### PROBLEM
Look through the data below. Show each line where the string "high" occurs.

### ENTRIES PROVIDED
··········

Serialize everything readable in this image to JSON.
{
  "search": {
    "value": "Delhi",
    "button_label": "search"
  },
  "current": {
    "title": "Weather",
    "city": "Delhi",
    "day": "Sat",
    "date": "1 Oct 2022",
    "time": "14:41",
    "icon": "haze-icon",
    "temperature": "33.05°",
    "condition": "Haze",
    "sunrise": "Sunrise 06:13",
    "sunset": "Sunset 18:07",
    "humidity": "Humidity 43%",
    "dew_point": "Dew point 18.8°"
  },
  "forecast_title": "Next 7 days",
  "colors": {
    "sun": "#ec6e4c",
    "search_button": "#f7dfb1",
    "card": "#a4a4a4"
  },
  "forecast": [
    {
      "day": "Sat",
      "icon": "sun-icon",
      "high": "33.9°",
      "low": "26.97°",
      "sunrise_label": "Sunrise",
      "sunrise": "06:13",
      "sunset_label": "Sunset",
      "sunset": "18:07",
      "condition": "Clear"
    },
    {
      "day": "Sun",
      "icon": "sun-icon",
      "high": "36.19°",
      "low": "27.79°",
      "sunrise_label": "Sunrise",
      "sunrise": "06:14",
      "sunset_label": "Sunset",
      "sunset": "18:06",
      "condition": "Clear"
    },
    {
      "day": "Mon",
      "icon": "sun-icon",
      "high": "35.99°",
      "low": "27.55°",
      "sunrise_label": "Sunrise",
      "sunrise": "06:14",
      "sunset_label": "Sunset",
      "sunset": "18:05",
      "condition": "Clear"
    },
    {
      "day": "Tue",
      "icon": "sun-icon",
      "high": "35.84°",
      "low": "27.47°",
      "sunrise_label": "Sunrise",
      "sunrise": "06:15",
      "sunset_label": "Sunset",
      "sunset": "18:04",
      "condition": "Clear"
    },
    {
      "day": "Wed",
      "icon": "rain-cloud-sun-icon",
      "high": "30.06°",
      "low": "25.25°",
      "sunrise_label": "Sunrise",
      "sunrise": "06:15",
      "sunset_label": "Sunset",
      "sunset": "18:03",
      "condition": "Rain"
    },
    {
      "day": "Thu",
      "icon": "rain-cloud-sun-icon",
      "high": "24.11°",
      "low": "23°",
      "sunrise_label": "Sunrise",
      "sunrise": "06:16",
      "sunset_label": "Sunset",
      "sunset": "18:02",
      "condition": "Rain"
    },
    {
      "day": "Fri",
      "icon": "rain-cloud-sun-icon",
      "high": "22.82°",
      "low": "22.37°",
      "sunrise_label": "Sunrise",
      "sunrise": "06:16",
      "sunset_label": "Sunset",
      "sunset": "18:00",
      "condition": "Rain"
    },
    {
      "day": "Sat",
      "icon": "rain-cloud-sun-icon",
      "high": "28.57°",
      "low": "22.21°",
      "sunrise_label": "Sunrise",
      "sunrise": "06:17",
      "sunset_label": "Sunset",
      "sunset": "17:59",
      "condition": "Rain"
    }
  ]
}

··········

### THE ANSWER
      "high": "33.9°",
      "high": "36.19°",
      "high": "35.99°",
      "high": "35.84°",
      "high": "30.06°",
      "high": "24.11°",
      "high": "22.82°",
      "high": "28.57°",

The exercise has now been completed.